Along with that, is proper concept: making sure you’re hitting your groundstrokes UP over the net and spinning them back down with topspin. Then varying that concept depending on position and situation: more arc and topspin for defensive positions, less arc and spin (more drive) for offensive positions, somewhere in the middle for neutral positions.
Serve concept: hitting the ball at the peak of one's reach and snapping it DOWN on the first serve, tossing the ball to the left of one's head (righty) and hitting UP over the net on second serves with topspin to bring it back down safely and consistently.
Volleys: Hitting straight or down to angle off volleys above the net, bumping the ball UP on low defensive volleys.
Once those skills are established (I call them "tools"), it's time to work on STRATEGY in match situations. Tennis is a simplified version of chess. Once you know the moves, the big picture of tennis becomes much clearer. Watching tennis becomes more fun too; you can see what they’re doing or trying to do.
Groundstrokes: teaching the value of keeping the ball crosscourt to neutralize positioning and only attacking down-the-line when an opportunity is created by angling your opponent off the court first.
Volleys: Angling off high volleys above the net for offensive winners, hitting low volleys defensively in front of you for court positioning.
Serve: placing the ball to maximize court position and opponent weakness in order to set up the "plays" in your playbook.
Of course these are the ideal goals for my players if I’m teaching them from scratch or if they are really adamant about making substantial changes in their game. If someone comes to me having hit the ball a certain way for 20 years, it is often more prudent to use their existing strokes and concepts, making more minor changes, to work towards reaching the outermost limits of those concepts. Basic principles of strategy should remain the same, just using a different set of “tools” in their toolbox. All can be adapted and often is.

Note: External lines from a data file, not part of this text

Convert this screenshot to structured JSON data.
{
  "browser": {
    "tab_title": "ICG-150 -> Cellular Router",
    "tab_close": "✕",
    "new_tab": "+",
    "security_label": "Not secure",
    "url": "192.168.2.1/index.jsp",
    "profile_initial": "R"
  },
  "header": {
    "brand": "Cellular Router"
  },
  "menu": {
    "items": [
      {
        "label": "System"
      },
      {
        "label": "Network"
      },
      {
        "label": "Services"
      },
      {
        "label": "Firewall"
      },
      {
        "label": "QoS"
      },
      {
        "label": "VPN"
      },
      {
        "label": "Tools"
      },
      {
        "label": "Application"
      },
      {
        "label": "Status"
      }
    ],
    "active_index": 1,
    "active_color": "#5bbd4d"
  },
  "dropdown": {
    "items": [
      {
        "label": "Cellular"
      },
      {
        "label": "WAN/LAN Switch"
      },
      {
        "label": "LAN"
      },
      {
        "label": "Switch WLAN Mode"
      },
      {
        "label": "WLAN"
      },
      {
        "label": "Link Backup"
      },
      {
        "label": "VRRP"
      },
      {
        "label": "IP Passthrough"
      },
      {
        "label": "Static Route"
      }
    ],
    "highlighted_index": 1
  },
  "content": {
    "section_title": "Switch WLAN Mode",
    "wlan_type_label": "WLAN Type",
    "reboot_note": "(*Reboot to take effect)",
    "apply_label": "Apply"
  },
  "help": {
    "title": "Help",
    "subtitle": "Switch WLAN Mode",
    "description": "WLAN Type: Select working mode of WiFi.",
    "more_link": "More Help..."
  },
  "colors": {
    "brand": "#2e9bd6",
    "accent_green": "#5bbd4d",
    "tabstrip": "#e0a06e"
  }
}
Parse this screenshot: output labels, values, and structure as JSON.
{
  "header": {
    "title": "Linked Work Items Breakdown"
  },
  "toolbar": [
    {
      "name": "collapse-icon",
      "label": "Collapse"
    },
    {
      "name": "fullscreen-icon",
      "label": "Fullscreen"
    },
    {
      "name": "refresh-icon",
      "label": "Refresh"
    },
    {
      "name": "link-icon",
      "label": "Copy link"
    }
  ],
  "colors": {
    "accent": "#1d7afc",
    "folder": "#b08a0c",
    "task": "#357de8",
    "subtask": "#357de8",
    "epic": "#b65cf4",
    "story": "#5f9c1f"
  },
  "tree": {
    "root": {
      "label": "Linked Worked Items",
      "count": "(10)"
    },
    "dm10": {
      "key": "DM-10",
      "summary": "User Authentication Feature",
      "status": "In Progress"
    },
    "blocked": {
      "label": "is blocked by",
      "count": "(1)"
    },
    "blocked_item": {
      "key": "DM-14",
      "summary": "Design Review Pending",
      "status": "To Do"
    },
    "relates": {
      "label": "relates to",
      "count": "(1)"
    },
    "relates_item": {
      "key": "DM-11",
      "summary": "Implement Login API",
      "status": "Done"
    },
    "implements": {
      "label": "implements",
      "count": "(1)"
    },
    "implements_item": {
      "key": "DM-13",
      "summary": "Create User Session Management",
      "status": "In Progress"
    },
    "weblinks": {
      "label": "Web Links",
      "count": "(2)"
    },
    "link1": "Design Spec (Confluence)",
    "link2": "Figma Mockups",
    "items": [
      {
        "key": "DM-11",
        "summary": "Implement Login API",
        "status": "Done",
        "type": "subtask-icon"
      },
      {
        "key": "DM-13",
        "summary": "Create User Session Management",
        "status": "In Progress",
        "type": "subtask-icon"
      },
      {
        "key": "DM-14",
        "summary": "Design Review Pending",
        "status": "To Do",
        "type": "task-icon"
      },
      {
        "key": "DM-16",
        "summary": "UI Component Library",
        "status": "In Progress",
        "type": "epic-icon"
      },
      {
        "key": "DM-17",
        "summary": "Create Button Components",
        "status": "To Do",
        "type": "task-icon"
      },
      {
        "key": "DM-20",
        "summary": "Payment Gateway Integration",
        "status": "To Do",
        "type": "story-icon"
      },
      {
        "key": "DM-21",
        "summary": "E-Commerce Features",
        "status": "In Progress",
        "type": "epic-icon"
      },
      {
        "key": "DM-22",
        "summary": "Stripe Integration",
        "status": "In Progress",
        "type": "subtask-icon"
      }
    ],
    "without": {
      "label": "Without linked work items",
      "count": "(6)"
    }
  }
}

As you might have noticed from the testimonials page, that I find the best results come from patience and positive reinforcement. There won’t be any pushups or laps around the court for your child if they miss a shot in one of my classes. If one of my clients misses a shot, it’s my fault for not conveying to them how to correctly execute it. My job is finding the way to convey stroke or strategy concepts in the learning style that makes sense to my students and giving them positive reinforcement when they’re “in the ball park” and, especially, when they’ve hit it on the head. Always produces excellent results.
Tennis Classes from the Santa Monica Tennis Coach that can teach you the right way with Patience.